(Items from an interface collection)
====================
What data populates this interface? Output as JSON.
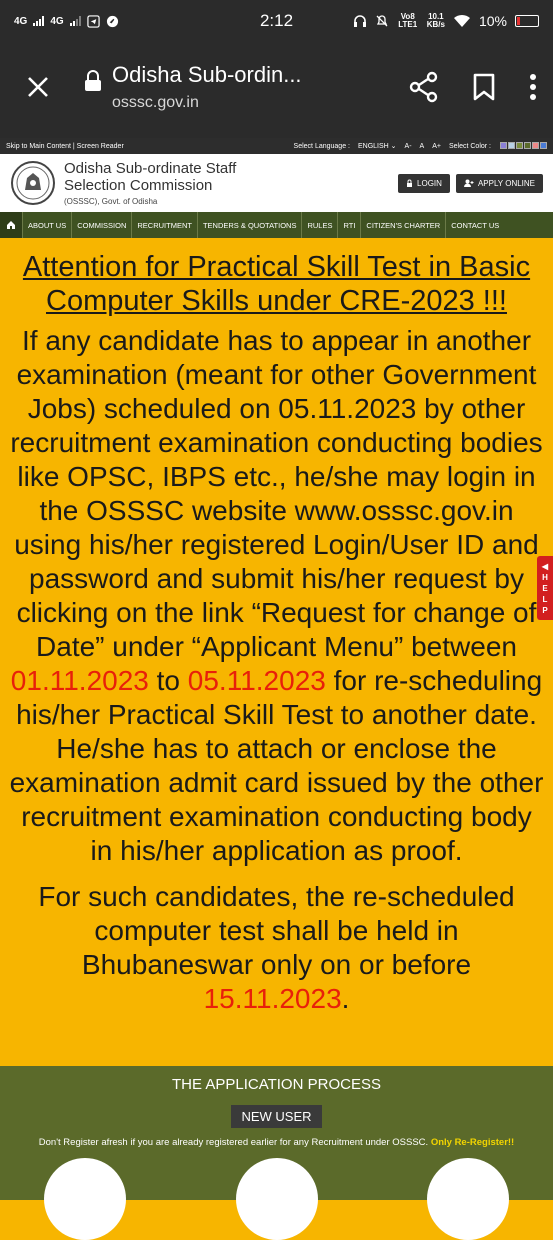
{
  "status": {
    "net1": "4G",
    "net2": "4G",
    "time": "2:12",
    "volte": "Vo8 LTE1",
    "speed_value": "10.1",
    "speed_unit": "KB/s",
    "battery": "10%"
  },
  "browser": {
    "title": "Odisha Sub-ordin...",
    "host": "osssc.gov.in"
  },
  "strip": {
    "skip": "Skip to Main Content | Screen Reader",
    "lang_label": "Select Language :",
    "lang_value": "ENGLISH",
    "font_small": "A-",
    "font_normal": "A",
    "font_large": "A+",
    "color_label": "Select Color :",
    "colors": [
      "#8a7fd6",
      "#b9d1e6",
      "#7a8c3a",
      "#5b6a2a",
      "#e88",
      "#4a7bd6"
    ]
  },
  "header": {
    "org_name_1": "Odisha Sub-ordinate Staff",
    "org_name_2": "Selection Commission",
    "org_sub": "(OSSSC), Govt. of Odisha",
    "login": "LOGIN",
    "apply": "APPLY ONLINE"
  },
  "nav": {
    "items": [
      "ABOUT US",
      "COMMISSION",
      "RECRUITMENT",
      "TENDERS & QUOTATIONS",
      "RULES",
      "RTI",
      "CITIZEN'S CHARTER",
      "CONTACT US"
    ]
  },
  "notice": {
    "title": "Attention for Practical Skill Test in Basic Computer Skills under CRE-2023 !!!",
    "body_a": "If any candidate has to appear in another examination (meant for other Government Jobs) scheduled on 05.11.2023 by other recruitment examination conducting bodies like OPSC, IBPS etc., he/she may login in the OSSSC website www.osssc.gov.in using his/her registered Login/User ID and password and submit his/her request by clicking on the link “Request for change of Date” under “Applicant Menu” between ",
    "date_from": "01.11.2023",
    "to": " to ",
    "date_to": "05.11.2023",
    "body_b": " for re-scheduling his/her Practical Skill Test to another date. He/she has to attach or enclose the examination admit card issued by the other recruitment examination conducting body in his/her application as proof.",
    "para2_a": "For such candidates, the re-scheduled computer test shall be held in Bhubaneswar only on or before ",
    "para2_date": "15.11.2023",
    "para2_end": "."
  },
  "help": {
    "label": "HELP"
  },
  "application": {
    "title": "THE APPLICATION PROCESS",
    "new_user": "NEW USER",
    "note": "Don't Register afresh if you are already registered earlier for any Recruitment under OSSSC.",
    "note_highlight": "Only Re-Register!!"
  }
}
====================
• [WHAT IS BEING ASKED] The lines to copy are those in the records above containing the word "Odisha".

• [TASK SOLUTION]
    "title": "Odisha Sub-ordin...",
    "org_name_1": "Odisha Sub-ordinate Staff",
    "org_sub": "(OSSSC), Govt. of Odisha",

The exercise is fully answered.